### Work request
The entries are to be repeated verbatim, with nothing left out.

[Entries from a dataset of interfaces]

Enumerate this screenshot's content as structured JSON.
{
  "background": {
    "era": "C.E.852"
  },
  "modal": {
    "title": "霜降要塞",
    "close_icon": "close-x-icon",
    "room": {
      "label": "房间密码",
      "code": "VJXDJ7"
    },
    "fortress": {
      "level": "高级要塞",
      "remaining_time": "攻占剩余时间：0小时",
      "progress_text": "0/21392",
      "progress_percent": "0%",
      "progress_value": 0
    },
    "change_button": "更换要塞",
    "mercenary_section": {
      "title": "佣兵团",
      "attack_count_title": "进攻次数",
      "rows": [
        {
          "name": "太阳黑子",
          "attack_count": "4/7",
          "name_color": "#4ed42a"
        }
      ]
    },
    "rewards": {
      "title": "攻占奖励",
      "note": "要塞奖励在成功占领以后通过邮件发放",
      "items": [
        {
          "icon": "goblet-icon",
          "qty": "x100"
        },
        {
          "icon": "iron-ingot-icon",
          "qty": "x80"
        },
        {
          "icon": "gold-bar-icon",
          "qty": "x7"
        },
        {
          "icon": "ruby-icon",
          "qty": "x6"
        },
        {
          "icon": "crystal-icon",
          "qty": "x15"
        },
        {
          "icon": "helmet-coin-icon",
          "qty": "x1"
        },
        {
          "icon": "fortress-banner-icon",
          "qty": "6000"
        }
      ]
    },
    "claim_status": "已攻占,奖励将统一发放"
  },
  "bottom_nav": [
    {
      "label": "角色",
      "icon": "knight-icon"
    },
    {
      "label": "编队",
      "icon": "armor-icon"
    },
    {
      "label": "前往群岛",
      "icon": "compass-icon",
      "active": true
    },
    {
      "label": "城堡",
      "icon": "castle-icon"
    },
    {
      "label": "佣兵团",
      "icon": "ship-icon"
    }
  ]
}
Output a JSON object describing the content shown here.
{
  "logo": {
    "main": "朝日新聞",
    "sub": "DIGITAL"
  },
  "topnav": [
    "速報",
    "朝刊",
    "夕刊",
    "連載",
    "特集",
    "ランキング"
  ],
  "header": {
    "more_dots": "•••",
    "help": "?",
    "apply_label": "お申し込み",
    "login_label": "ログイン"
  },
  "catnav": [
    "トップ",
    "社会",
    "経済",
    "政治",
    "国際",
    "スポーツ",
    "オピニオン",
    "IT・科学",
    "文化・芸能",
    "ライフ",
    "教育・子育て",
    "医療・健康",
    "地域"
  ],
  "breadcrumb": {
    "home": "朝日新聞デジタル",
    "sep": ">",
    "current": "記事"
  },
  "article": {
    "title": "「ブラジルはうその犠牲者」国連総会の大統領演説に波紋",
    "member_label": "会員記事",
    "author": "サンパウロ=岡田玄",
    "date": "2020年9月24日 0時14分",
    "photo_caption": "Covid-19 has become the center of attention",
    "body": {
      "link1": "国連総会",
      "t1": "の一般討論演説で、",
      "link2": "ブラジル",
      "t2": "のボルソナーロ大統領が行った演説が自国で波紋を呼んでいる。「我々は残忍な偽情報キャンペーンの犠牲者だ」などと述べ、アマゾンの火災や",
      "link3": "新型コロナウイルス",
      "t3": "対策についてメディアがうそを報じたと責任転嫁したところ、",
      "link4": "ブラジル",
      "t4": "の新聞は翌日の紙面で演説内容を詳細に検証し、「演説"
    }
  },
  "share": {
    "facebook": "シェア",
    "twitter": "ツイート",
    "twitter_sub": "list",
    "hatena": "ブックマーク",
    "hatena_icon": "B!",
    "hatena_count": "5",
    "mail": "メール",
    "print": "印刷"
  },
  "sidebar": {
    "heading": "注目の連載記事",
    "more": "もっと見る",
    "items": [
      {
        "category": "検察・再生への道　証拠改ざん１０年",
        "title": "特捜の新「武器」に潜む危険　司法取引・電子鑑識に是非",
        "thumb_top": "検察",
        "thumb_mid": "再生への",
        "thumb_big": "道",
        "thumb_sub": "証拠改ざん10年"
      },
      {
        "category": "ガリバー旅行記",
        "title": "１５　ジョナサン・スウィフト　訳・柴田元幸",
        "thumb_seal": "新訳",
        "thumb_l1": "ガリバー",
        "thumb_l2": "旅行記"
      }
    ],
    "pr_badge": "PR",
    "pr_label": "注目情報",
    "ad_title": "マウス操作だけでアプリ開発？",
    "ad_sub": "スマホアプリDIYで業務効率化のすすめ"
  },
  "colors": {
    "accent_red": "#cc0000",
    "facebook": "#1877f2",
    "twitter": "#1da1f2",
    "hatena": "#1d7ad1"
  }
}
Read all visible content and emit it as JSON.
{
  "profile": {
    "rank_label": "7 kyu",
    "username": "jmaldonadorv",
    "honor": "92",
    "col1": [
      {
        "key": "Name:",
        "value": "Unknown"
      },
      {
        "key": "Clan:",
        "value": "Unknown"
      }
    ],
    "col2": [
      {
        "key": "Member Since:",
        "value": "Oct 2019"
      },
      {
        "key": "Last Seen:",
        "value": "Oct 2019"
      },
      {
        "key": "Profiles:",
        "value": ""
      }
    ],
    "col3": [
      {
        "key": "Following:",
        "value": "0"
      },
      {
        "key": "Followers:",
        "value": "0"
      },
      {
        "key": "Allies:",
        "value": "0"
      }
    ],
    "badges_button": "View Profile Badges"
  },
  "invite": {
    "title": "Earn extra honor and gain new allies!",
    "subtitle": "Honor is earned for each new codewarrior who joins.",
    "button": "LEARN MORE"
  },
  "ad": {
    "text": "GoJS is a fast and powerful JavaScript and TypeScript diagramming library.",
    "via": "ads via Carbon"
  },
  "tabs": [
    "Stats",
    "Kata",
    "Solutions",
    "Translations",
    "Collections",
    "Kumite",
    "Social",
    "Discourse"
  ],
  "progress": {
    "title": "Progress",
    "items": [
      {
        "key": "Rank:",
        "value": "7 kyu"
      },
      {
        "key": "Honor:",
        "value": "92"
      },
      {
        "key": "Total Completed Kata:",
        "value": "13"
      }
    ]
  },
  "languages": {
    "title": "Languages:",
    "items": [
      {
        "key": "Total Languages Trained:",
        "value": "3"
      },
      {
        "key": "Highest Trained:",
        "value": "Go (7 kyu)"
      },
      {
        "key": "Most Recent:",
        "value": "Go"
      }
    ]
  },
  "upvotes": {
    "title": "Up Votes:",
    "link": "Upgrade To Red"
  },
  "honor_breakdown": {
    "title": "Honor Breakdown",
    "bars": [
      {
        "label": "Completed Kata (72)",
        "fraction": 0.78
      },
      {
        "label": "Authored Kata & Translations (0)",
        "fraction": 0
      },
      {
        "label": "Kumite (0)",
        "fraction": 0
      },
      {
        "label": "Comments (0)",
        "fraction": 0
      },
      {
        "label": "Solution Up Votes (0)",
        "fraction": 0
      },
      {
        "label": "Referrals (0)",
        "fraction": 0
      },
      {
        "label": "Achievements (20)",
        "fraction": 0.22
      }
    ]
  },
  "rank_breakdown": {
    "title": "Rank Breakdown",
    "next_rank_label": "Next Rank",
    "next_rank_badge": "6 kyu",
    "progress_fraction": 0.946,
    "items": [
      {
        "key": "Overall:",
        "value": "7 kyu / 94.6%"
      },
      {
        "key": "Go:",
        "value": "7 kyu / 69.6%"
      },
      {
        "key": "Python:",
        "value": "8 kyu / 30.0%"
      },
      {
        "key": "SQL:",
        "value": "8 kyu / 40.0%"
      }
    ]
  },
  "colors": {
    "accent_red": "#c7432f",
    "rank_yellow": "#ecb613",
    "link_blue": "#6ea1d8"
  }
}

### Response to the exercise
Enumerate this screenshot's content as structured JSON.
{
  "background": {
    "era": "C.E.852"
  },
  "modal": {
    "title": "霜降要塞",
    "close_icon": "close-x-icon",
    "room": {
      "label": "房间密码",
      "code": "VJXDJ7"
    },
    "fortress": {
      "level": "高级要塞",
      "remaining_time": "攻占剩余时间：0小时",
      "progress_text": "0/21392",
      "progress_percent": "0%",
      "progress_value": 0
    },
    "change_button": "更换要塞",
    "mercenary_section": {
      "title": "佣兵团",
      "attack_count_title": "进攻次数",
      "rows": [
        {
          "name": "太阳黑子",
          "attack_count": "4/7",
          "name_color": "#4ed42a"
        }
      ]
    },
    "rewards": {
      "title": "攻占奖励",
      "note": "要塞奖励在成功占领以后通过邮件发放",
      "items": [
        {
          "icon": "goblet-icon",
          "qty": "x100"
        },
        {
          "icon": "iron-ingot-icon",
          "qty": "x80"
        },
        {
          "icon": "gold-bar-icon",
          "qty": "x7"
        },
        {
          "icon": "ruby-icon",
          "qty": "x6"
        },
        {
          "icon": "crystal-icon",
          "qty": "x15"
        },
        {
          "icon": "helmet-coin-icon",
          "qty": "x1"
        },
        {
          "icon": "fortress-banner-icon",
          "qty": "6000"
        }
      ]
    },
    "claim_status": "已攻占,奖励将统一发放"
  },
  "bottom_nav": [
    {
      "label": "角色",
      "icon": "knight-icon"
    },
    {
      "label": "编队",
      "icon": "armor-icon"
    },
    {
      "label": "前往群岛",
      "icon": "compass-icon",
      "active": true
    },
    {
      "label": "城堡",
      "icon": "castle-icon"
    },
    {
      "label": "佣兵团",
      "icon": "ship-icon"
    }
  ]
}
Output a JSON object describing the content shown here.
{
  "logo": {
    "main": "朝日新聞",
    "sub": "DIGITAL"
  },
  "topnav": [
    "速報",
    "朝刊",
    "夕刊",
    "連載",
    "特集",
    "ランキング"
  ],
  "header": {
    "more_dots": "•••",
    "help": "?",
    "apply_label": "お申し込み",
    "login_label": "ログイン"
  },
  "catnav": [
    "トップ",
    "社会",
    "経済",
    "政治",
    "国際",
    "スポーツ",
    "オピニオン",
    "IT・科学",
    "文化・芸能",
    "ライフ",
    "教育・子育て",
    "医療・健康",
    "地域"
  ],
  "breadcrumb": {
    "home": "朝日新聞デジタル",
    "sep": ">",
    "current": "記事"
  },
  "article": {
    "title": "「ブラジルはうその犠牲者」国連総会の大統領演説に波紋",
    "member_label": "会員記事",
    "author": "サンパウロ=岡田玄",
    "date": "2020年9月24日 0時14分",
    "photo_caption": "Covid-19 has become the center of attention",
    "body": {
      "link1": "国連総会",
      "t1": "の一般討論演説で、",
      "link2": "ブラジル",
      "t2": "のボルソナーロ大統領が行った演説が自国で波紋を呼んでいる。「我々は残忍な偽情報キャンペーンの犠牲者だ」などと述べ、アマゾンの火災や",
      "link3": "新型コロナウイルス",
      "t3": "対策についてメディアがうそを報じたと責任転嫁したところ、",
      "link4": "ブラジル",
      "t4": "の新聞は翌日の紙面で演説内容を詳細に検証し、「演説"
    }
  },
  "share": {
    "facebook": "シェア",
    "twitter": "ツイート",
    "twitter_sub": "list",
    "hatena": "ブックマーク",
    "hatena_icon": "B!",
    "hatena_count": "5",
    "mail": "メール",
    "print": "印刷"
  },
  "sidebar": {
    "heading": "注目の連載記事",
    "more": "もっと見る",
    "items": [
      {
        "category": "検察・再生への道　証拠改ざん１０年",
        "title": "特捜の新「武器」に潜む危険　司法取引・電子鑑識に是非",
        "thumb_top": "検察",
        "thumb_mid": "再生への",
        "thumb_big": "道",
        "thumb_sub": "証拠改ざん10年"
      },
      {
        "category": "ガリバー旅行記",
        "title": "１５　ジョナサン・スウィフト　訳・柴田元幸",
        "thumb_seal": "新訳",
        "thumb_l1": "ガリバー",
        "thumb_l2": "旅行記"
      }
    ],
    "pr_badge": "PR",
    "pr_label": "注目情報",
    "ad_title": "マウス操作だけでアプリ開発？",
    "ad_sub": "スマホアプリDIYで業務効率化のすすめ"
  },
  "colors": {
    "accent_red": "#cc0000",
    "facebook": "#1877f2",
    "twitter": "#1da1f2",
    "hatena": "#1d7ad1"
  }
}
Read all visible content and emit it as JSON.
{
  "profile": {
    "rank_label": "7 kyu",
    "username": "jmaldonadorv",
    "honor": "92",
    "col1": [
      {
        "key": "Name:",
        "value": "Unknown"
      },
      {
        "key": "Clan:",
        "value": "Unknown"
      }
    ],
    "col2": [
      {
        "key": "Member Since:",
        "value": "Oct 2019"
      },
      {
        "key": "Last Seen:",
        "value": "Oct 2019"
      },
      {
        "key": "Profiles:",
        "value": ""
      }
    ],
    "col3": [
      {
        "key": "Following:",
        "value": "0"
      },
      {
        "key": "Followers:",
        "value": "0"
      },
      {
        "key": "Allies:",
        "value": "0"
      }
    ],
    "badges_button": "View Profile Badges"
  },
  "invite": {
    "title": "Earn extra honor and gain new allies!",
    "subtitle": "Honor is earned for each new codewarrior who joins.",
    "button": "LEARN MORE"
  },
  "ad": {
    "text": "GoJS is a fast and powerful JavaScript and TypeScript diagramming library.",
    "via": "ads via Carbon"
  },
  "tabs": [
    "Stats",
    "Kata",
    "Solutions",
    "Translations",
    "Collections",
    "Kumite",
    "Social",
    "Discourse"
  ],
  "progress": {
    "title": "Progress",
    "items": [
      {
        "key": "Rank:",
        "value": "7 kyu"
      },
      {
        "key": "Honor:",
        "value": "92"
      },
      {
        "key": "Total Completed Kata:",
        "value": "13"
      }
    ]
  },
  "languages": {
    "title": "Languages:",
    "items": [
      {
        "key": "Total Languages Trained:",
        "value": "3"
      },
      {
        "key": "Highest Trained:",
        "value": "Go (7 kyu)"
      },
      {
        "key": "Most Recent:",
        "value": "Go"
      }
    ]
  },
  "upvotes": {
    "title": "Up Votes:",
    "link": "Upgrade To Red"
  },
  "honor_breakdown": {
    "title": "Honor Breakdown",
    "bars": [
      {
        "label": "Completed Kata (72)",
        "fraction": 0.78
      },
      {
        "label": "Authored Kata & Translations (0)",
        "fraction": 0
      },
      {
        "label": "Kumite (0)",
        "fraction": 0
      },
      {
        "label": "Comments (0)",
        "fraction": 0
      },
      {
        "label": "Solution Up Votes (0)",
        "fraction": 0
      },
      {
        "label": "Referrals (0)",
        "fraction": 0
      },
      {
        "label": "Achievements (20)",
        "fraction": 0.22
      }
    ]
  },
  "rank_breakdown": {
    "title": "Rank Breakdown",
    "next_rank_label": "Next Rank",
    "next_rank_badge": "6 kyu",
    "progress_fraction": 0.946,
    "items": [
      {
        "key": "Overall:",
        "value": "7 kyu / 94.6%"
      },
      {
        "key": "Go:",
        "value": "7 kyu / 69.6%"
      },
      {
        "key": "Python:",
        "value": "8 kyu / 30.0%"
      },
      {
        "key": "SQL:",
        "value": "8 kyu / 40.0%"
      }
    ]
  },
  "colors": {
    "accent_red": "#c7432f",
    "rank_yellow": "#ecb613",
    "link_blue": "#6ea1d8"
  }
}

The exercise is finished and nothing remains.